The Wines of France: An Overview

France as a whole is considered the preeminent wine producing country in the world. This reputation has been held for many centuries and perhaps will not change for as long as wine as made. Wine cultivation in France dates back to Roman occupation, when Roman settlers planted vines brought from Italy. The growing and making of wine has been refined over thousands of years and unfortunately for the rest of the rest of the world, no amount of money and innovation can replace this passage of time. While other countries, such as Italy or Greece, have been making wine even longer than France they have not been blessed with the temperate climate that France enjoys.  Certain regions of France, where some of the world's greatest wines are consistently produced, enjoy the most ideal combination of weather and soil that the earth seems able to provide.

It's difficult to choose which regions of France are the most important for wine production but perhaps they would be Bordeaux, Burgundy, Champagne and the Rhone Valley. The largest area under grape cultivation is in the Southwest where vast oceans of wine are produced, much of it of low quality. Much of the wine that French people actually drink comes from this area. France has long exported its quality wine abroad and the really good wine is often too expensive for the average French citizen to afford.

Burgundy, in the South-East, is famous for its Chardonnay and Pinot Noir. The land has been under cultivation for so long that areas and vineyards have been subdivided ad infinitum, as growers through the centuries figured out the optimal land for cultivation. This adds a great deal of confusion when trying to decipher the different wines produced in the region. Every vineyard is known for its particular characteristics. This is of course the end goal of any wine producing area and only in Western Europe has there been enough time for the qualities that every vineyard offers to be defined. Wine-making knowledge has traditionally been passed down within families in Burgundy and to a large extent this still holds true.

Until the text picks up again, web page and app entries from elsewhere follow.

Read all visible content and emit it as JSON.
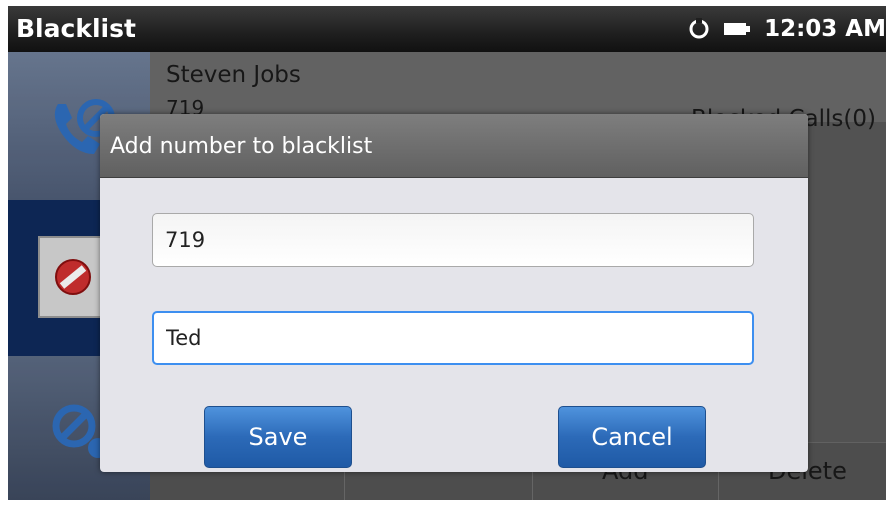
{
  "statusbar": {
    "title": "Blacklist",
    "time": "12:03 AM",
    "icons": [
      "sync-icon",
      "battery-icon"
    ]
  },
  "background": {
    "contact_name": "Steven Jobs",
    "contact_number": "719",
    "calls_label": "Blocked Calls(0)",
    "bottom_buttons": [
      "Add",
      "Delete"
    ],
    "side_tabs": [
      "call-block-icon",
      "blacklist-icon",
      "settings-icon"
    ]
  },
  "dialog": {
    "title": "Add number to blacklist",
    "number_value": "719",
    "name_value": "Ted",
    "save_label": "Save",
    "cancel_label": "Cancel"
  },
  "colors": {
    "accent": "#3d8ff0",
    "button": "#2c6ab8",
    "selected_tab": "#0f2a5c"
  }
}
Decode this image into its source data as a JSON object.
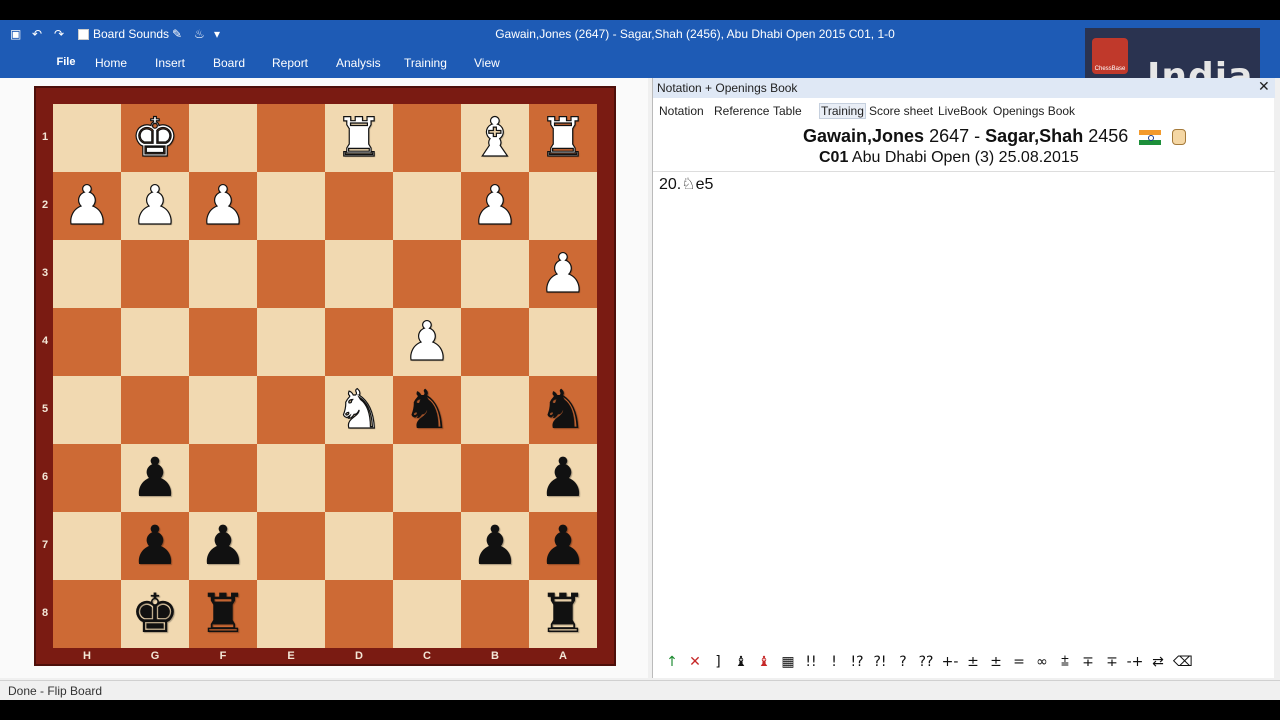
{
  "window": {
    "title": "Gawain,Jones (2647) - Sagar,Shah (2456), Abu Dhabi Open 2015  C01, 1-0",
    "qat_board_sounds": "Board Sounds"
  },
  "menu": {
    "file": "File",
    "items": [
      "Home",
      "Insert",
      "Board",
      "Report",
      "Analysis",
      "Training",
      "View"
    ]
  },
  "logo": {
    "chessbase": "ChessBase",
    "india": "India"
  },
  "board": {
    "ranks": [
      "1",
      "2",
      "3",
      "4",
      "5",
      "6",
      "7",
      "8"
    ],
    "files": [
      "H",
      "G",
      "F",
      "E",
      "D",
      "C",
      "B",
      "A"
    ],
    "pieces": [
      {
        "sq": "b1",
        "glyph": "♚",
        "color": "w"
      },
      {
        "sq": "e1",
        "glyph": "♜",
        "color": "w"
      },
      {
        "sq": "g1",
        "glyph": "♝",
        "color": "w"
      },
      {
        "sq": "h1",
        "glyph": "♜",
        "color": "w"
      },
      {
        "sq": "a2",
        "glyph": "♟",
        "color": "w"
      },
      {
        "sq": "b2",
        "glyph": "♟",
        "color": "w"
      },
      {
        "sq": "c2",
        "glyph": "♟",
        "color": "w"
      },
      {
        "sq": "g2",
        "glyph": "♟",
        "color": "w"
      },
      {
        "sq": "i3",
        "glyph": "♟",
        "color": "w"
      },
      {
        "sq": "f4",
        "glyph": "♟",
        "color": "w"
      },
      {
        "sq": "e5",
        "glyph": "♞",
        "color": "w"
      },
      {
        "sq": "f5",
        "glyph": "♞",
        "color": "b"
      },
      {
        "sq": "i5",
        "glyph": "♞",
        "color": "b"
      },
      {
        "sq": "b6",
        "glyph": "♟",
        "color": "b"
      },
      {
        "sq": "h6",
        "glyph": "♟",
        "color": "b"
      },
      {
        "sq": "b7",
        "glyph": "♟",
        "color": "b"
      },
      {
        "sq": "c7",
        "glyph": "♟",
        "color": "b"
      },
      {
        "sq": "g7",
        "glyph": "♟",
        "color": "b"
      },
      {
        "sq": "i7",
        "glyph": "♟",
        "color": "b"
      },
      {
        "sq": "b8",
        "glyph": "♚",
        "color": "b"
      },
      {
        "sq": "c8",
        "glyph": "♜",
        "color": "b"
      },
      {
        "sq": "i8",
        "glyph": "♜",
        "color": "b"
      }
    ]
  },
  "notation": {
    "panel_title": "Notation + Openings Book",
    "tabs": [
      "Notation",
      "Reference",
      "Table",
      "Training",
      "Score sheet",
      "LiveBook",
      "Openings Book"
    ],
    "active_tab": "Training",
    "white": "Gawain,Jones",
    "white_elo": "2647",
    "sep": "-",
    "black": "Sagar,Shah",
    "black_elo": "2456",
    "eco": "C01",
    "event": "Abu Dhabi Open (3) 25.08.2015",
    "moves": "20.♘e5"
  },
  "annotation_symbols": [
    "↑",
    "✕",
    "]",
    "♝",
    "♝",
    "▦",
    "!!",
    "!",
    "!?",
    "?!",
    "?",
    "??",
    "+-",
    "±",
    "±",
    "=",
    "∞",
    "⩲",
    "∓",
    "∓",
    "-+",
    "⇄",
    "⌫"
  ],
  "status": {
    "text": "Done - Flip Board"
  }
}
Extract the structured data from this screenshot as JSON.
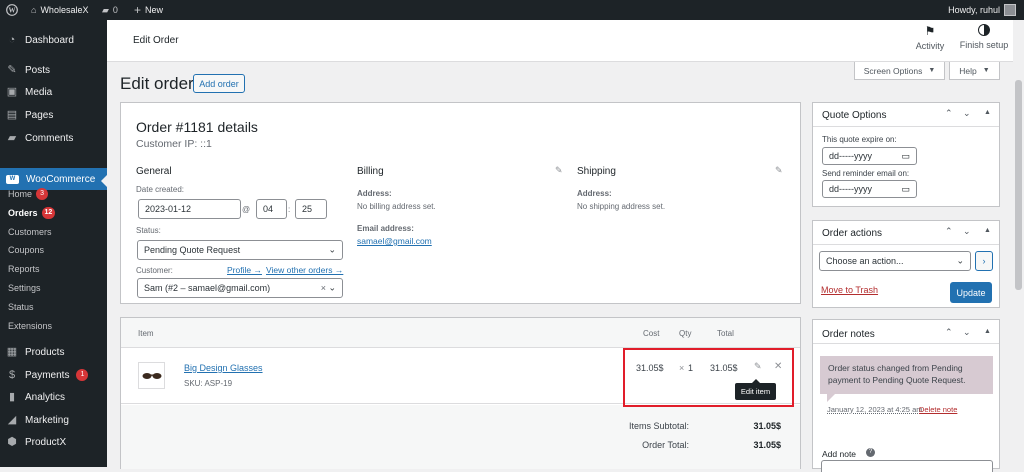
{
  "adminbar": {
    "site": "WholesaleX",
    "comments": "0",
    "new": "New",
    "howdy": "Howdy, ruhul"
  },
  "sidebar": {
    "top": [
      {
        "label": "Dashboard"
      },
      {
        "label": "Posts"
      },
      {
        "label": "Media"
      },
      {
        "label": "Pages"
      },
      {
        "label": "Comments"
      }
    ],
    "woo": "WooCommerce",
    "sub": [
      {
        "label": "Home",
        "badge": "3"
      },
      {
        "label": "Orders",
        "badge": "12"
      },
      {
        "label": "Customers"
      },
      {
        "label": "Coupons"
      },
      {
        "label": "Reports"
      },
      {
        "label": "Settings"
      },
      {
        "label": "Status"
      },
      {
        "label": "Extensions"
      }
    ],
    "bottom": [
      {
        "label": "Products"
      },
      {
        "label": "Payments",
        "badge": "1"
      },
      {
        "label": "Analytics"
      },
      {
        "label": "Marketing"
      },
      {
        "label": "ProductX"
      }
    ]
  },
  "header": {
    "title": "Edit Order",
    "activity": "Activity",
    "finish_setup": "Finish setup",
    "screen_options": "Screen Options",
    "help": "Help"
  },
  "page": {
    "heading": "Edit order",
    "add_order": "Add order"
  },
  "order": {
    "title": "Order #1181 details",
    "customer_ip": "Customer IP: ::1",
    "general": {
      "heading": "General",
      "date_label": "Date created:",
      "date": "2023-01-12",
      "at": "@",
      "hour": "04",
      "minute": "25",
      "status_label": "Status:",
      "status": "Pending Quote Request",
      "customer_label": "Customer:",
      "profile_link": "Profile →",
      "other_orders_link": "View other orders →",
      "customer": "Sam (#2 – samael@gmail.com)"
    },
    "billing": {
      "heading": "Billing",
      "address_label": "Address:",
      "address": "No billing address set.",
      "email_label": "Email address:",
      "email": "samael@gmail.com"
    },
    "shipping": {
      "heading": "Shipping",
      "address_label": "Address:",
      "address": "No shipping address set."
    }
  },
  "items": {
    "headers": {
      "item": "Item",
      "cost": "Cost",
      "qty": "Qty",
      "total": "Total"
    },
    "rows": [
      {
        "name": "Big Design Glasses",
        "sku": "SKU: ASP-19",
        "cost": "31.05$",
        "qty_x": "×",
        "qty": "1",
        "total": "31.05$"
      }
    ],
    "tooltip": "Edit item",
    "subtotal_label": "Items Subtotal:",
    "subtotal": "31.05$",
    "order_total_label": "Order Total:",
    "order_total": "31.05$"
  },
  "quote_options": {
    "title": "Quote Options",
    "expire_label": "This quote expire on:",
    "expire_placeholder": "dd-----yyyy",
    "reminder_label": "Send reminder email on:",
    "reminder_placeholder": "dd-----yyyy"
  },
  "order_actions": {
    "title": "Order actions",
    "select": "Choose an action...",
    "trash": "Move to Trash",
    "update": "Update"
  },
  "order_notes": {
    "title": "Order notes",
    "note": "Order status changed from Pending payment to Pending Quote Request.",
    "note_date": "January 12, 2023 at 4:25 am",
    "delete": "Delete note",
    "add_note": "Add note"
  },
  "colors": {
    "accent": "#2271b1",
    "highlight_box": "#e11d2a",
    "note_bg": "#d7cad2",
    "admin_dark": "#1d2327"
  }
}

Plots of land and wine-making secrets are jealously guarded.

Bordeaux is situated on the Atlantic coast in the South West of France. Bordeaux is the traditional home of Cabernet Sauvignon and Merlot and continues to set the standard for wines made with these grapes. With a few exceptions, red wine of Bordeaux is almost always a blend of these two, along with several other grapes in minor quantities. Bordeaux has historically benefited from being a major sea-port, which facilitated a booming wine trade. Bordeaux has been doing big time wine business since the Romans. White wines made with Sauvignon Blanc and Semillon are also world famous and are also considered the standard by which these grapes are judged.

Champagne is located in the cooler climates east of Paris. Until a monk named Dom Perignon perfected the process of making sparkling wine, the region was not particularly well known. The short growing season and cool temperatures produced a tart unripe grape and was completely unsuitable for red wine. The winemakers realized that they could use the cold winters for their benefit as the cold stopped the fermentation and allowed the wine to sit dormant until Spring, whereupon carbon dioxide would form and the wine would become carbonated. Today of course the process is standardized but still the deep, dark and cold caves of Champagne serve their duty to protect the sleeping wine from adverse change.

In the South of France the Rhone River runs into the Mediterranean. Along its steep banks wine is grown, Syrah and Grenache in particular. The region finds its greatest expression outside the town of Chateauneuf de Pape where Syrah and Grenache along with a myriad of proscribed minor varietals are blended to create a world-class wine. Every village and town along the river have their own particular blend, each noted for the different distinct qualities it offers. The Rhone Valley was considered a lesser region for many years but as quality was improved and consumers realized the value it offered it has taken its place in the pantheon of world-class wine producing areas.

France offers a lifetime of wine exploration. The Alsace region on the border of Germany is famous for its white wines as is the Loire Valley, which also boasts many fine reds. Almost every part of France, with the exception of the North, is under grape cultivation. In recent times this has led to problems as France finds itself faced with a glut of wine. People are drinking less and demanding better quality. This is bad news for the growers in the southwestern areas like the Languedoc, who have grown used to easily selling indifferent wine. Yet even in the areas known for lesser quality, the potential for better wine exists. Many growers are attempting to emulate American and Australian winemakers by improving consistency and adopting more consumer friendly marketing. Even after all this time the French wine industry is realizing sometimes a little change is good.

Information is for educational and informational purposes only and is not be interpreted as financial or legal advice. This does not represent a recommendation to buy, sell, or hold any security. Please consult your financial advisor.